Many hotel owners seek to reduce energy use by purchasing high-efficiency equipment. While that can be a worthwhile investment, ensuring peak efficiency requires proper maintenance. For buildings with legacy equipment, strategic maintenance is key to optimizing performance and minimizing waste, particularly in high-consumption systems like HVAC. Maintenance is key to getting the most out of your energy systems.
Continuous monitoring of both individual pieces of equipment and overall energy use allows analytics platforms to identify unusual events and allows maintenance teams to focus their efforts effectively. Is air conditioning use spiking in one section of the hotel? There may be a problem with the self-darkening windows. Is energy use unusually low? The heating system may not be functioning properly.
Anomalies often are directly tied to a guest’s comfort. If your analytics platform can learn what is normal and what is abnormal, it can make efficiency recommendations that save money and enhance comfort. In some cases, the platform can trigger an automated response to eliminate the need for human intervention and restore full performance immediately. If a problem requires manual intervention, maintenance staff can take action as soon as possible. However, they aren’t going into the problem blind; advanced diagnostics take the guesswork out of troubleshooting by isolating problems rapidly. This can drastically reduce downtime and the risk of guest complaints.
By eliminating the need for time-based or reactive maintenance, analytics can help you use maintenance resources more efficiently and effectively. That can translate into real savings.
Imagine if you could reduce energy usage in your property by 10%. According to the Department of Energy, doing so would save a full-service hotel $1.35 per occupied room every day. That can quickly add up to tens or even hundreds of thousands of dollars of savings each year—and even more if you can improve efficiency further. The same report estimates that strategically introducing smart technologies can reduce heating costs by 20% and lighting costs by 30%.

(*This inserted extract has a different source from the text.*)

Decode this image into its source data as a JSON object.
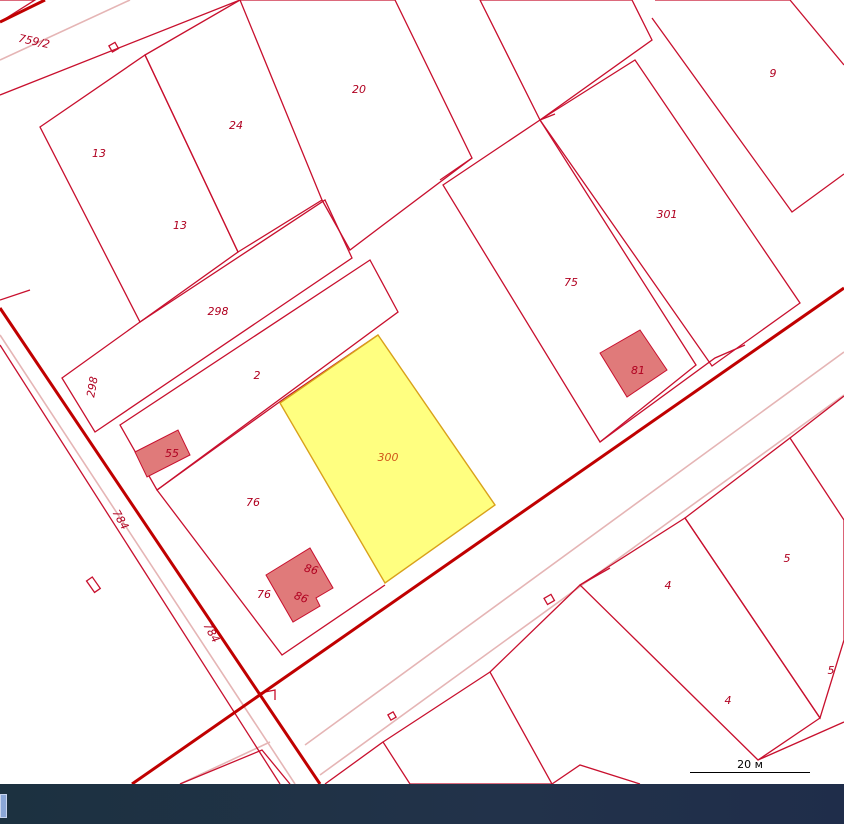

However, many hotels are reluctant to implement retrofits. It seems like it would be expensive and disruptive—and no one wants to stay in a hotel that is under construction. But with the right partner, return on investment can be great and the impact on guests can be minimal.
Of course, every hotel is different. Different climates, different builds, different guests. That’s why hotel energy saving solutions need to be tailored to your specific hotel. This begins with:
The best way to accomplish this is to work with a master systems integrator (MSI). An experienced MSI will assess your needs, understand your goals, and design a solution that unifies your system using their extensive knowledge of a broad range of systems and expertise in open protocols and API connectivity.
In a cutting-edge system, a powerful analytic platform like onPoint will be an essential component of ongoing energy management. But it can also be used to guide integration to ensure problems are identified and the right solutions are implemented. An analytics platform also helps you measure the effects of your changes. You don’t have to guess; you can see which investments pay off and which ones don’t. This helps you continually refine your strategy to track your goals and adjust to meet them.
The economic benefits of a robust energy management system can be significant. The increase in guest comfort can be just as meaningful, as can the boost to your reputation when you establish yourself as an environmentally conscious facility.
Jon Schoenfeld, PE is Buildings IOT's Vice President of Energy & Building Technology. He's been developing advanced algorithms for building automation applications for more than a decade and he applies his tremendous building expertise as he oversees the team of building scientists creating the onPoint platform.